The size of the Treasury rescue is massive, but officials couldn't give many details about how it will work.
For example, there was no explanation of how to value the banks' bad assets, nor how to get aid to homeowners to prevent more mortgage foreclosures. Geithner, who's been on the job for only two weeks, warned that the solutions to the credit crisis will take time. But the lack of details created the impression of another hastily conceived plan to put taxpayer dollars at irretrievable risk for questionable gain.
Taxpayers have seen the prequel, and it wasn't pretty. In the last few months of the Bush administration, then-Treasury Secretary Henry Paulson beseeched Congress for $700 billion to bail out banks. Congress agreed, and Paulson quickly dispersed half of the fund.
His action probably prevented a total meltdown in the financial industry, but it did little to ease lending or blunt the broader recession.

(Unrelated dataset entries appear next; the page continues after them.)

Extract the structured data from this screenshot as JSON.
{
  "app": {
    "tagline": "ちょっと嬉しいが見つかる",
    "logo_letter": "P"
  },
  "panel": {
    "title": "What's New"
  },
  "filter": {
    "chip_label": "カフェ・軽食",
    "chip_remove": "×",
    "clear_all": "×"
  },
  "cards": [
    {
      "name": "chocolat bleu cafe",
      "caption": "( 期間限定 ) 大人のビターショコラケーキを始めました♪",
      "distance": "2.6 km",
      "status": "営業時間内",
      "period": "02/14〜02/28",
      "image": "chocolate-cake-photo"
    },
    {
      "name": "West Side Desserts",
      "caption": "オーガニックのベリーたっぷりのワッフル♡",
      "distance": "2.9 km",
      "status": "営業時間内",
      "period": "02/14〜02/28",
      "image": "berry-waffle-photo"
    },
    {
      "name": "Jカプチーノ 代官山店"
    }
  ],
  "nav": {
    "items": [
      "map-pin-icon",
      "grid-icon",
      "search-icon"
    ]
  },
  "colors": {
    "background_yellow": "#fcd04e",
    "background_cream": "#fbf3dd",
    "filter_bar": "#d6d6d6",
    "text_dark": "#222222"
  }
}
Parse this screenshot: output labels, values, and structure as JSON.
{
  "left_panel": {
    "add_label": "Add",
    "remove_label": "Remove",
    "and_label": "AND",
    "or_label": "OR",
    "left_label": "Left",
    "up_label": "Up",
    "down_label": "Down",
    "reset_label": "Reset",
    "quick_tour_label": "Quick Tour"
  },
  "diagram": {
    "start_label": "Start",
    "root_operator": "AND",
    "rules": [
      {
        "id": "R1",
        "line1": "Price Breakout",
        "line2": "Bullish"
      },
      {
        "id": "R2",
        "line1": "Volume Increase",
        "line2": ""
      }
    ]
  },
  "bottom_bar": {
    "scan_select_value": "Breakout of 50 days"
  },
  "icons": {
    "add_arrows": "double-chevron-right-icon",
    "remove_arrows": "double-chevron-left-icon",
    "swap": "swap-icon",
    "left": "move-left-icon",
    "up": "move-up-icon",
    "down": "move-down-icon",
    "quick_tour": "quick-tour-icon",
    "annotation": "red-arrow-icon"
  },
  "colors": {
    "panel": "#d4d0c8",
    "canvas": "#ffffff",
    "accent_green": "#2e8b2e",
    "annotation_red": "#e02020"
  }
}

Worse, the government cannot account for much of the $350 billion.
Many of the banks that took the first half of the bailout money don't feel obligated to say what they did with it. Wells Fargo, for example, may or may not have used some of its initial $25 billion to buy Wachovia. The government encouraged such behavior by handing out the money with few strings attached.
Geithner and President Obama vow this time will be different. They say they will insist on transparency, which should've been a basic requirement in the first go-round. They also want tougher conditions on banks receiving aid, including requiring institutions to document how the money spurred new lending. Those rules, and salary caps for CEOs, could help stamp out the largesse of some banks as they paid for corporate retreats and jets.
The package also includes $50 billion to stem mortgage foreclosures. Treasury will work with the Federal Reserve to reduce monthly mortgage payments and set up guidelines for banks to modify loans, action that is sorely needed. But Geithner wasn't ready to provide details on that plan, either, saying he will do so in a few weeks.
In an economy suffering from a widespread lack of confidence, the administration's rollout yesterday only contributed to that mood.